In an article published on October 17, 2016 in the peer-reviewed journal The Lancet Diabetes & Endocrinology, Teresa Attina and colleagues from the New York University School of Medicine, U.S., present an analysis of population-based disease burden and costs of exposure to endocrine disrupting chemicals (EDCs). The study mainly focused on several pesticides and polybrominated diphenyl ethers (PBDEs), but also looked at chemicals relevant for food packaging such as bisphenol A (BPA, CAS 80-05-7) and phthalates.
The study used data on EDC exposures and estimated the health care and lost wages costs for 15 EDC-linked medical conditions. In a 2015 study, the disease costs of EDCs in the European Union were estimated to account for 1.28% of the gross domestic product (GDP) (FPF reported). In the U.S., much higher costs (2.33% of GDP) were now estimated. The authors emphasized the legislative differences between the U.S. and the EU, and called for improvements in EDC screening and proactive prevention of EDC-caused disabilities.
The industry group American Chemistry Council (ACC) criticized the new study sharply, accusing it of speculations and claiming that “the authors have cherry-picked studies that show incomplete and inconsistent correlations between exposure to certain chemicals and specific health outcomes.” The lead author of the study, Leonardo Trasande, maintained that the study’s estimates were “on the conservative side,” and included only a fraction of known EDCs along with “significantly discounted” disease numbers.
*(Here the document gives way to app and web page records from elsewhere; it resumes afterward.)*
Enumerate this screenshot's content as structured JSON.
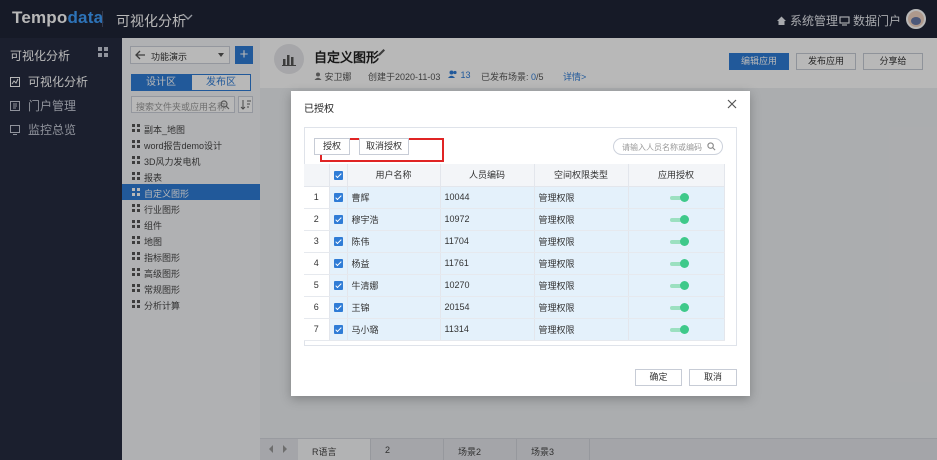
{
  "topbar": {
    "logo_main": "Tempo",
    "logo_accent": "data",
    "app_title": "可视化分析",
    "system_admin": "系统管理",
    "data_portal": "数据门户"
  },
  "leftnav": {
    "header": "可视化分析",
    "items": [
      {
        "label": "可视化分析",
        "icon": "chart-icon"
      },
      {
        "label": "门户管理",
        "icon": "portal-icon"
      },
      {
        "label": "监控总览",
        "icon": "monitor-icon"
      }
    ]
  },
  "filepanel": {
    "combo_value": "功能演示",
    "plus": "+",
    "tab_design": "设计区",
    "tab_publish": "发布区",
    "search_placeholder": "搜索文件夹或应用名称",
    "items": [
      "副本_地图",
      "word报告demo设计",
      "3D风力发电机",
      "报表",
      "自定义图形",
      "行业图形",
      "组件",
      "地图",
      "指标图形",
      "高级图形",
      "常规图形",
      "分析计算"
    ],
    "selected_index": 4
  },
  "header": {
    "title": "自定义图形",
    "author": "安卫娜",
    "created": "创建于2020-11-03",
    "user_count": "13",
    "publish_label": "已发布场景:",
    "publish_value": "0",
    "publish_total": "/5",
    "details": "详情>",
    "edit_app": "编辑应用",
    "publish_app": "发布应用",
    "share": "分享给"
  },
  "bottom_tabs": [
    "R语言",
    "2",
    "场景2",
    "场景3"
  ],
  "modal": {
    "title": "已授权",
    "grant": "授权",
    "revoke": "取消授权",
    "search_placeholder": "请输入人员名称或编码",
    "columns": {
      "name": "用户名称",
      "code": "人员编码",
      "perm": "空间权限类型",
      "auth": "应用授权"
    },
    "rows": [
      {
        "idx": "1",
        "name": "曹辉",
        "code": "10044",
        "perm": "管理权限",
        "auth": true
      },
      {
        "idx": "2",
        "name": "穆宇浩",
        "code": "10972",
        "perm": "管理权限",
        "auth": true
      },
      {
        "idx": "3",
        "name": "陈伟",
        "code": "11704",
        "perm": "管理权限",
        "auth": true
      },
      {
        "idx": "4",
        "name": "杨益",
        "code": "11761",
        "perm": "管理权限",
        "auth": true
      },
      {
        "idx": "5",
        "name": "牛清娜",
        "code": "10270",
        "perm": "管理权限",
        "auth": true
      },
      {
        "idx": "6",
        "name": "王锦",
        "code": "20154",
        "perm": "管理权限",
        "auth": true
      },
      {
        "idx": "7",
        "name": "马小璐",
        "code": "11314",
        "perm": "管理权限",
        "auth": true
      }
    ],
    "ok": "确定",
    "cancel": "取消"
  },
  "colors": {
    "primary": "#2f7cd6",
    "topbar": "#1f2436",
    "highlight": "#e02424",
    "toggle": "#3ec98a"
  }
}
In an article published in Environmental Health News (EHN), Brian Bienkowski further quotes the study’s authors saying that “the cost of required testing is likely to be small when weighed against the $340 billion in costs we have identified as being related to exposure to [EDCs].”
ACC (October 17, 2016). “ACC comments on Lancet paper alleging significant U.S. health care costs from exposure to EDCs.”
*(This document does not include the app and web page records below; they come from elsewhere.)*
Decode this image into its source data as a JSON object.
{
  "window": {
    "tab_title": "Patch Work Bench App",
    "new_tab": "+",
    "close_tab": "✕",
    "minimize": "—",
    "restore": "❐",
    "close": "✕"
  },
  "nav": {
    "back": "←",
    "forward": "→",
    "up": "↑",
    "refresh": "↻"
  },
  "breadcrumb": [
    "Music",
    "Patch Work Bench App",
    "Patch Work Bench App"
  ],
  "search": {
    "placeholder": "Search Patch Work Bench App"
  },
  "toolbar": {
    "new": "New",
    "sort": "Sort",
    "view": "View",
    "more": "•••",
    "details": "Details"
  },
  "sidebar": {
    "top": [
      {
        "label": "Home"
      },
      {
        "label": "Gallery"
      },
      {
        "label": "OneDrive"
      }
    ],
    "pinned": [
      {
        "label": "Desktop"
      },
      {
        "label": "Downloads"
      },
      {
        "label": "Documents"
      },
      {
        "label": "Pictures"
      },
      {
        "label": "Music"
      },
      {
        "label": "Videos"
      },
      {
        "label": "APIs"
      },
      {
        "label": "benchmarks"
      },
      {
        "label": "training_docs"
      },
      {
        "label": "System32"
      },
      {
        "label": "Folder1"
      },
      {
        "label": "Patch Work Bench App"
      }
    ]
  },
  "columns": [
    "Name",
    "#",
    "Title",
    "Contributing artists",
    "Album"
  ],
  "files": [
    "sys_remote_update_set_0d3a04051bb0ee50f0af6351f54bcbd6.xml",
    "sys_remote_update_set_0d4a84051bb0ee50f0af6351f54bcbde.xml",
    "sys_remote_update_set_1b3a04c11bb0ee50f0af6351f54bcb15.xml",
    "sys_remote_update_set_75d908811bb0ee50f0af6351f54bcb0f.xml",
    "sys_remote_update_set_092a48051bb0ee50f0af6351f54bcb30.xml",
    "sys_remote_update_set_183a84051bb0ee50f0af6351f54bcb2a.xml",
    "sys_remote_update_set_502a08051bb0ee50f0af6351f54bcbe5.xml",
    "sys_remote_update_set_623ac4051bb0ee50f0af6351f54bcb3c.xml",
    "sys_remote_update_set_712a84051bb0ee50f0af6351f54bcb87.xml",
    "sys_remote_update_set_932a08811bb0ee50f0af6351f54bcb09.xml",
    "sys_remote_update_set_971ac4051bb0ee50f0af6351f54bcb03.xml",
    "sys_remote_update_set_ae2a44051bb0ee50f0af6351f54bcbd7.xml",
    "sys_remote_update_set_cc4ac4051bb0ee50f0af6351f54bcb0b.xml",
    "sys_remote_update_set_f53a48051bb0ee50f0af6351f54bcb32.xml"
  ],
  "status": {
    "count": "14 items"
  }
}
Brian Bienkowski (October 17, 2016). “Toxic economy: Common chemicals cost US billions every year.” EHN
Mia De Graaf (October 18, 2016). “The plastic plague: Hormone-disrupting chemicals in everyday things like water bottles DO cause cancer, diabetes, ADHD and autism – and cost US $340 BILLION a year.” Mail Online
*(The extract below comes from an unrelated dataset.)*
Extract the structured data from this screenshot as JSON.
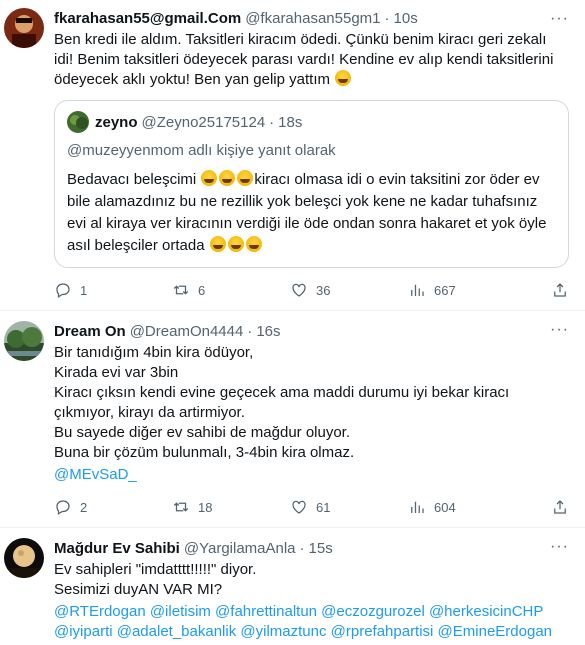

Catherine Cooney (October 20, 2016). “Disease burden and costs for EDCs ‘higher in US than EU’.” Chemical Watch
Attina, T. et al. (2016). “Exposure to endocrine-disrupting chemicals in the USA: a population-based disease burden and cost analysis.” The Lancet Diabetes & Endocrinology (published October 17, 2016).
Trasande, L. et al. (2015). “Estimating burden and disease costs of exposure to endocrine-disrupting chemicals in the European Union.” Journal of Clinical Endocrinology and Metabolism 100(4):1245-1255.